CWCO logo

v1.7.6

Context

One of the most powerful CWCO features is the built-in support for context which allows you to pass data deep into child components and divide your data into sections for your app.

What for?

  • It is great for setting global data for features like theming and internationalization as well as defining what data should be available everywhere in the app like user login information for example.
  • It is also ideal for when you want to define data for a specific part of the app that the rest of the app does not need to know about. You can create components which sole job is to manage a specific data and then reuse it everywhere replacing only its children.
  • Ideal for data store and management.

initialContext

You can specify your initial context data which is great for the first render of the app if your template depends on it.

class TodoApp extends WebComponent {
	static initialContext = {
		lang: 'en-US',
		theme: localStorage.getItem('theme') ?? 'dark',
		todos: [],
		loading: true,
		errorMessage: '',
	}
}

TodoApp.register();

If you come from the world of React and Redux, this is equivalent to initialState.

updateContext

The updateContext is the only method you need to know about when it comes to managing context data. It does both, define and update context of the component.

class TodoApp extends WebComponent {
	static initialContext = {
		lang: 'en-US',
		theme: localStorage.getItem('theme') ?? 'dark',
		todos: [],
		loading: true,
		errorMessage: '',
	}
	
	onMount() {
		fetch('/api/todos')
			.then(res => res.json())
			.then(res => {
				this.updateContext({
					todos: res.data,
					loading: false,
				})
			})
			.catch(e => {
				console.error(e);
				this.updateContext({
					loading: false,
					errorMessage: e.message,
				})
			})
	}
	
	get template() {
		return `
			<h2>Todo App</h2>
			<todo-list></todo-list>
		`
	}
}

TodoApp.register();
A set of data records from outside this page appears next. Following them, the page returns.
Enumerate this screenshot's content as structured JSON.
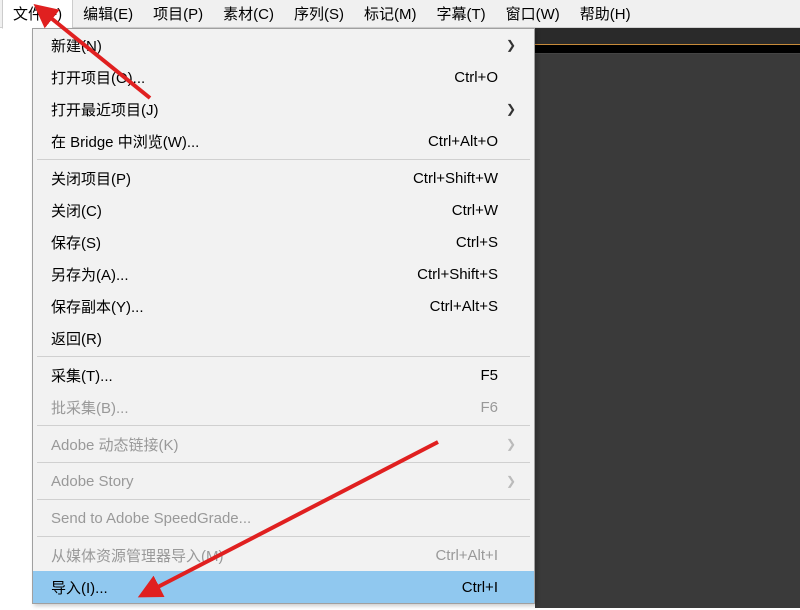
{
  "menubar": {
    "items": [
      {
        "label": "文件(F)"
      },
      {
        "label": "编辑(E)"
      },
      {
        "label": "项目(P)"
      },
      {
        "label": "素材(C)"
      },
      {
        "label": "序列(S)"
      },
      {
        "label": "标记(M)"
      },
      {
        "label": "字幕(T)"
      },
      {
        "label": "窗口(W)"
      },
      {
        "label": "帮助(H)"
      }
    ]
  },
  "dropdown": {
    "groups": [
      [
        {
          "label": "新建(N)",
          "shortcut": "",
          "arrow": true,
          "disabled": false
        },
        {
          "label": "打开项目(O)...",
          "shortcut": "Ctrl+O",
          "arrow": false,
          "disabled": false
        },
        {
          "label": "打开最近项目(J)",
          "shortcut": "",
          "arrow": true,
          "disabled": false
        },
        {
          "label": "在 Bridge 中浏览(W)...",
          "shortcut": "Ctrl+Alt+O",
          "arrow": false,
          "disabled": false
        }
      ],
      [
        {
          "label": "关闭项目(P)",
          "shortcut": "Ctrl+Shift+W",
          "arrow": false,
          "disabled": false
        },
        {
          "label": "关闭(C)",
          "shortcut": "Ctrl+W",
          "arrow": false,
          "disabled": false
        },
        {
          "label": "保存(S)",
          "shortcut": "Ctrl+S",
          "arrow": false,
          "disabled": false
        },
        {
          "label": "另存为(A)...",
          "shortcut": "Ctrl+Shift+S",
          "arrow": false,
          "disabled": false
        },
        {
          "label": "保存副本(Y)...",
          "shortcut": "Ctrl+Alt+S",
          "arrow": false,
          "disabled": false
        },
        {
          "label": "返回(R)",
          "shortcut": "",
          "arrow": false,
          "disabled": false
        }
      ],
      [
        {
          "label": "采集(T)...",
          "shortcut": "F5",
          "arrow": false,
          "disabled": false
        },
        {
          "label": "批采集(B)...",
          "shortcut": "F6",
          "arrow": false,
          "disabled": true
        }
      ],
      [
        {
          "label": "Adobe 动态链接(K)",
          "shortcut": "",
          "arrow": true,
          "disabled": true
        }
      ],
      [
        {
          "label": "Adobe Story",
          "shortcut": "",
          "arrow": true,
          "disabled": true
        }
      ],
      [
        {
          "label": "Send to Adobe SpeedGrade...",
          "shortcut": "",
          "arrow": false,
          "disabled": true
        }
      ],
      [
        {
          "label": "从媒体资源管理器导入(M)",
          "shortcut": "Ctrl+Alt+I",
          "arrow": false,
          "disabled": true
        },
        {
          "label": "导入(I)...",
          "shortcut": "Ctrl+I",
          "arrow": false,
          "disabled": false,
          "highlighted": true
        }
      ]
    ]
  },
  "arrow_chevron": "❯"
}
The updateContext only updates the properties that you provide, but it does not do a deep update. The example above will not change the lang and theme properties when updating the todos, loading and errorMessage values.

Whenever you call updateContext the DOM updates as well as any descendent element. This happens regardless if you update the context with the same data. It does not do any checks whether the data has changed or not. Because of this, you should only call it when you have a change.

$context

WebComponent exposes your defined context through the $context property and every component has one. It is a read-only property so to make updates you go through updateContext.

class TodoList extends WebComponent {
	onMount() {
		console.log(this.$context);
	}
	
	get template() {
		return `
			<div class="todo-list">
				<todo-item repeat="$context.todos" name="{$item.name}" status="{$item.status}" description="{$item.description}"></todo-item>
			</div>
		`;
	}
}

TodoList.register();

The onUpdate will be triggered after a context change which is a safe place to react and do anything you need.

You can access the context in the template as well. This is particularly great for global data not specific to the component

class TodoItem extends WebComponent {
	static observedAttributes = ['name', 'status', 'description'];
	
	get template() {
		return `
			<div class="todo-item {$context.theme || 'dark'}">
				<h3>{name}</h3>
				<p>{description}</p>
				<p><strong>Status:</strong> {status || 'open'}</p>
			</div>
		`
	}
}

TodoItem.register();

The TodoItem has a loose dependency on the theme which is set in the app. This is okay as TodoItem is a very specific component to the place it must be used so the dependency is fine. In general avoid having generic components depending on the context of the app unless you know they will be used with a specific context provider.

Accessing Context

The $context can be used to read context from anywhere including from outside the component. From the template you don't need to reference $context, you can simply grab the property directly and in doing so you need to know that if there are any class property or attribute with the same name they will override the context property with the same name.

The example below reads the searchTerm directly instead of referencing $context. If the form had a searchTerm attribute it would grab the attribute instead and, you might have to reference context directly to make the difference.

class SearchForm extends WebComponent {
	static initialContext = {
		searchTerm: '',
	};
	
	get template() {
		return `
			<form onsubmit="handleSubmit()">
				<input value="{searchTerm}" oninput="onInput($event)"></input><//input>
				<button>search</button>
			</form>
		`
	}
	
	onInput(event) {
		this.updateContext({
			searchTerm: event.target.value
		})
	}
	
	handleSubmit() {
		// submit logic
	}
}


SearchForm.register();

For cases like the above it is best to use class properties as context is too robust for such simple things.

Context Provider

You can combine the power of template slot and context to create context provider components.

class ThemeProvider extends ContextProviderComponent {
	static initialContext = {
		theme: 'dark',
		primaryColor: '#222',
		secondaryColor: '#ddd',
		ctaColor: '#930',
	};
}

So whenever you need to use this information you can simply wrap the part of the app with this component.

<theme-provider>
	<button type="button" style="background: {primaryColor}; color: #fff">themed button</button>
</theme-provider>

Check the ContextProviderComponent doc for more details.